4. Young Women Who Crush, currently raising $16,342

It’s hard to overstate the transformative power that regular physical activity can have on our lives. In addition to the benefits it brings to our physical health, exercise can help us become more confident as we learn to tackle new challenges. Young Women Who Crush, a youth outreach program of NYC climbing gym The Cliffs, helps girls see climbing gyms (and the outdoors) as spaces where they can thrive. They work to foster a community of young women, particularly young women of color and young immigrants, who learn to “recognize their own strength and realize their potential through a discipline they may not have experienced before: climbing.” We love how this organization encourages young women to take on new physical challenges while simultaneously teaching them to strengthen their cooperative and communicative skills. “The YWWC program empowers girls to become not just climbers, but leaders in their communities” and good stewards of the outdoors, their organizers say. We can’t think of a better way to learn the ropes of climbing—and life—than to be surrounded by a supportive and inclusive community like YWWC!

Women's History Month
A “This Girl’s Story 360” storytelling event in Detroit.

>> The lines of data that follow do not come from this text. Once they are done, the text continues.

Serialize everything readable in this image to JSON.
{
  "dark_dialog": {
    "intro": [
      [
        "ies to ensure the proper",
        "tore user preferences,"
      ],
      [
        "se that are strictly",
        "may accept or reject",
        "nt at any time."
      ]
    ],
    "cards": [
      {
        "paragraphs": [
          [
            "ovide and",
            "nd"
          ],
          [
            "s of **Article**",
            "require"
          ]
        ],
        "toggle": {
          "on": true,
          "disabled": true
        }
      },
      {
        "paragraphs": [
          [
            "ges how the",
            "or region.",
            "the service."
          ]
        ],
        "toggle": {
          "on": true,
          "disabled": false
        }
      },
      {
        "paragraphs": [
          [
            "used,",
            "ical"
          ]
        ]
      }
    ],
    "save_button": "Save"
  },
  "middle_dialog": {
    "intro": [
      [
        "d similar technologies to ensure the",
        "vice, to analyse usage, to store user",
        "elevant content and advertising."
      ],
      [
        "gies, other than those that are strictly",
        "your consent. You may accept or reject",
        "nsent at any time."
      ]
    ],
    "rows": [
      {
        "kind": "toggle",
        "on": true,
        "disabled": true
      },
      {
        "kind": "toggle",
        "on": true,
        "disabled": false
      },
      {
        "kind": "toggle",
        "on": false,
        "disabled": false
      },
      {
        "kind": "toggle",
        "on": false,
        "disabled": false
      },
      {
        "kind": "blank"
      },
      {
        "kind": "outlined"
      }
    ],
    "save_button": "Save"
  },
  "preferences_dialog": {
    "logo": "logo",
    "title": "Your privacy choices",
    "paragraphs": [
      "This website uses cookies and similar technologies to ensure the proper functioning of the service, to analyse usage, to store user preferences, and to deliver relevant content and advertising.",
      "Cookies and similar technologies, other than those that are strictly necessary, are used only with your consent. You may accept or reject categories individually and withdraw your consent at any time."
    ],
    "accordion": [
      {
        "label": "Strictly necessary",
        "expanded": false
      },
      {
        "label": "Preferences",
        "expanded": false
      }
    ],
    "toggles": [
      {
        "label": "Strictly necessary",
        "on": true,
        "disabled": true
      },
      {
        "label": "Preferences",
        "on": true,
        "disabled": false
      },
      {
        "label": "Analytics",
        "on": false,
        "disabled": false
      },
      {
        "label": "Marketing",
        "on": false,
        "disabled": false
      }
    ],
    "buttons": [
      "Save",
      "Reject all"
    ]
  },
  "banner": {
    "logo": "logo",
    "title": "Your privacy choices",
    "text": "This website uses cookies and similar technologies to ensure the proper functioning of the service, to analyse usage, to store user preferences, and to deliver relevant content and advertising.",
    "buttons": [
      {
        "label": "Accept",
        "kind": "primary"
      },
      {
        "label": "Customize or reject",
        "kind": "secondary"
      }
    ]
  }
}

5. This Girl’s Story 360 Documentary, raised $4,125

One of the most powerful things we can do to uplift our neighbors is to give them a platform to tell their story, and then listen to them. This Girl’s Story 360 is a documentary that neighbor Minito, in Detroit, is working to create that will “illustrate two teenage girls’ quests to rewrite their skewed narrative.” The documentary will chronicle their journey towards improving self-esteem and will help them serve as an ambassador to their peers. By sharing their stories through this project, along with input from community partners, Minito wants to bring to light the barriers that girls face and the ways in which communities can better support young women in their emotional and behavioral health. We want to honor the work being done to support this important conversation. “This is a movement. I want us to remember these girls are representing…all of our voices,” Minito says.

6. Tabitha’s Daughters—Framing the Future, currently raising $4,114

When Angie read the City of Pittsburgh’s Gender Equity Commission Report of 2019 and discovered that Pittsburgh’s “women, and especially African-American women, are living with health, educational, housing, and economic disparities that are ‘the worst in the nation,’” she knew that women had to be part of the solution for change. So she and her community, through a project called Tabitha’s Daughters, turned their passion and love for the Steel City into action. They’re crowdfunding to fund a series of mini-symposiums for women of all ages and ethnicities to have honest discussions about the Gender Equity Commission report and then build a project together to improve the living standard of women in Pittsburgh. Tabitha’s Daughters reminds us that when women speak up, everyone benefits.

Are you interested in creating a project to help fight for women in your community? We’d love to help! Share your idea with us to start using our powerful crowdfunding tools and to get connected with a dedicated Success Strategist who can help you plan your crowdfunding campaign from start to finish. Or, watch our gender justice webinar to get ideas and inspiration for your own project.